... “To divide fairly among the people the obligation to pay for these benefits has been a major part of our struggle to maintain Democracy in America. Ever since 1776, that struggle has been between two forces; on the one hand there has been a vast majority of citizens who believe the benefits of democracy should be extended and who are willing to pay their fair share to extend them. And on the other hand, there has been a small but powerful group which has fought the extension of these benefits because they did not want to pay a fair share of their cost. That was the lineup in seventeen hundred and seventy-six and it’s the lineup today. And I am confident that once more, in nineteen thirty-six democracy in taxation will win. Here is my principle, and I think it’s yours too; Taxes shall be levied according to ability to pay. That is the only American principle.”[Source.]
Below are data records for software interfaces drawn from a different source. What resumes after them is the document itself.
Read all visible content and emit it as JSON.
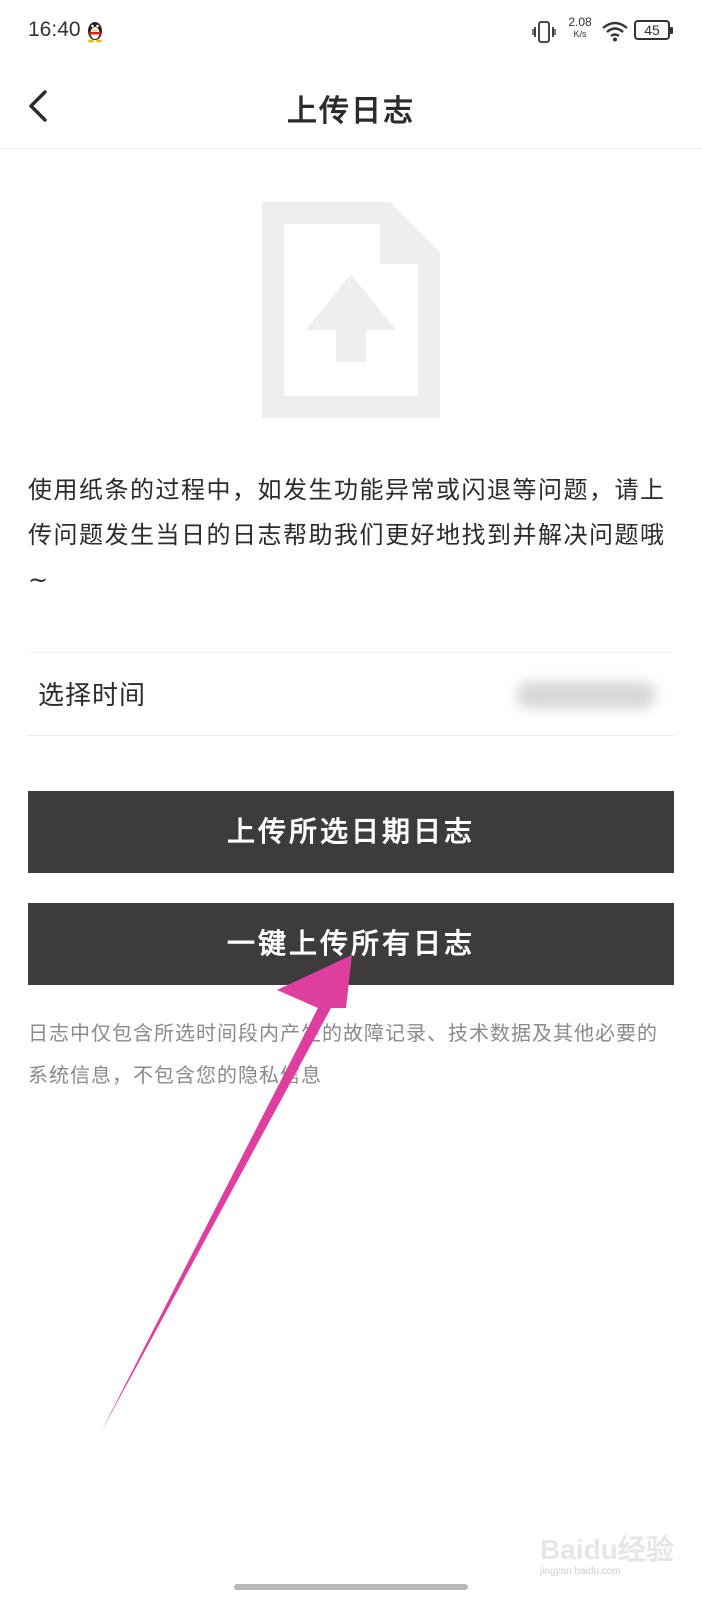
{
  "status_bar": {
    "time": "16:40",
    "net_speed_value": "2.08",
    "net_speed_unit": "K/s",
    "battery_level": "45",
    "icons": [
      "qq-penguin-icon",
      "vibrate-icon",
      "wifi-icon",
      "battery-icon"
    ]
  },
  "header": {
    "title": "上传日志",
    "back_icon": "chevron-left-icon"
  },
  "illustration": {
    "icon": "file-upload-icon",
    "color": "#eeeeee"
  },
  "description": "使用纸条的过程中，如发生功能异常或闪退等问题，请上传问题发生当日的日志帮助我们更好地找到并解决问题哦~",
  "time_selector": {
    "label": "选择时间"
  },
  "buttons": {
    "upload_selected": "上传所选日期日志",
    "upload_all": "一键上传所有日志"
  },
  "note": "日志中仅包含所选时间段内产生的故障记录、技术数据及其他必要的系统信息，不包含您的隐私信息",
  "watermark": {
    "brand": "Baidu经验",
    "url": "jingyan.baidu.com"
  },
  "colors": {
    "button_bg": "#3d3b3c",
    "button_text": "#ffffff",
    "annotation_arrow": "#de3f9e",
    "note_text": "#8a8a8a"
  }
}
It's a simple, if stark, choice: will we choose long-term greatness or short-term selfishness? There's no question what the argument is about; the only question is how it'll be answered. Because in our time, that small but powerful group may be proportionately smaller, but it's far more powerful, with a concerted twenty-four hour propaganda network at its disposal, limitless billions to spend on its deceptions, and a substrate of carefully fashioned gullible and willingly misinformed voters in its thrall.
They say FDR was an optimist. I think if he -- or any of our past greats -- could view the political landscape today, they'd not believe their eyes. Considering the obstacles we've overcome in the past as a nation when called upon to do so, and how inept and unwilling we've become, who really could?